The fall Sharaya was beginning Grade Two, and our oldest son was beginning kindergarten, God moved us to Surrey. I like to think of BC as the Mecca for homeschoolers. In Winnipeg we very much felt like we were swimming against the stream, but in BC, we found "our people"! People who lived in the city and wore blue jeans most days. We couldn't believe how much government support there was for homeschooling families. We enrolled with Traditional Learning Academy (TLA), and it has truly been wonderful for our family. We learned about Distance Learning, Blended Learning, Online learning and Flip-Learning. We were able to enrol our kids in classes that taught everything from Ancient China, to penguins, to sewing, to Lego Mindstorms. Our kids were able to go to weekly classes and experience recess and packing a lunch! (This was a BIG deal, folks!). Our learning experiences have looked different every single year. It has been amazing! When I think about it, I am so blessed by the rich learning experiences my kids have had, and the flexibility there has been to cater their education and experiences to their needs and interests. The teachers who have supported me, and taught my kids, have been exceptional. It was a rewarding experience to be at Sharaya's graduation ceremony with most of those fine people, many of whom have become friends.

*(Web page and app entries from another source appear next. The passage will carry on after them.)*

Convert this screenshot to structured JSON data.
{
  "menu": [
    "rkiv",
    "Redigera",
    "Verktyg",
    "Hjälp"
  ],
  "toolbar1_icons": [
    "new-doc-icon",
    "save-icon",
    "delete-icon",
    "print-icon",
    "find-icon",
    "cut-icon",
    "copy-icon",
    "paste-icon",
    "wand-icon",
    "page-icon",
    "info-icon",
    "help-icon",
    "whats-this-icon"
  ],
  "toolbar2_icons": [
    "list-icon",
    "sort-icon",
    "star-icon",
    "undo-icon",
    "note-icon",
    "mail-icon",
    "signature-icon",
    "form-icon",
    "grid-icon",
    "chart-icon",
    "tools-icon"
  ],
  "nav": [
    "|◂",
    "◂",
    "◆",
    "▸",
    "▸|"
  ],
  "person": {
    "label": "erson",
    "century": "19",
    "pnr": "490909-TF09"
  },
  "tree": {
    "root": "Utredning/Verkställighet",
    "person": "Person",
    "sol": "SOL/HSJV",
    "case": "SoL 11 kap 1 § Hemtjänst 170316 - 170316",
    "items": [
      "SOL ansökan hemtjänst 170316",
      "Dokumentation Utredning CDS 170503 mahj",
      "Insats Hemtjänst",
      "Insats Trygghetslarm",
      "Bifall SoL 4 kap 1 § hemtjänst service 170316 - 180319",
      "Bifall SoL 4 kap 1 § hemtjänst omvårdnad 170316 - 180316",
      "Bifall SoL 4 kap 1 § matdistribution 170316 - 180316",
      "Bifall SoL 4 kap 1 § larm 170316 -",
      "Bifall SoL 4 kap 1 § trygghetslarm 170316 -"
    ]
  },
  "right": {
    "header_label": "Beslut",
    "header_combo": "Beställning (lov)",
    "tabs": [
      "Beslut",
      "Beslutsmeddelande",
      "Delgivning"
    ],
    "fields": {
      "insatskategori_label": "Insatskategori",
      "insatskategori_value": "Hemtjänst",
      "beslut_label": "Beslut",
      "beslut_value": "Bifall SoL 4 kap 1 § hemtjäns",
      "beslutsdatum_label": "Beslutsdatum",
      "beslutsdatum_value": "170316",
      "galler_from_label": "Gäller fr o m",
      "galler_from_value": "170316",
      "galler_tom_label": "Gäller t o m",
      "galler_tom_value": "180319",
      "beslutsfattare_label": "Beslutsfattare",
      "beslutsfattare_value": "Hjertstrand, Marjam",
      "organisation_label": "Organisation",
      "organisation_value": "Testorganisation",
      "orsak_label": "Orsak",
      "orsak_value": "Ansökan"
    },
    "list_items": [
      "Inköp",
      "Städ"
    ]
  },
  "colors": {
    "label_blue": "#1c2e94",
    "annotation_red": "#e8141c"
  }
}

For the last few years, Sharaya has taken most of her high school courses online through TLA, with the exception of one Direct Class - Humanities - also through TLA. They had one class per week on Thursday afternoons, and completed work at home which prepared them for the following week's discussion. The 18 or so students have grown together over the past few years, and have loved their class. Many of them thanked their teacher, Suzanne Uher (who taught them every year), in their grad speech, and their enjoyment of the class shone through their words. It has been the best classroom experience, I've ever heard of. Rich learning experiences and deep discussions with all of the bonding, and none of the drama. So, Sharaya and her fellow students, decided that they wanted to do something special to honour their beloved teacher, and so they came up with the words and Curtis designed a Subway Art style wood sign for them to present her with. On it they included all the places visited and memories they could conjure up.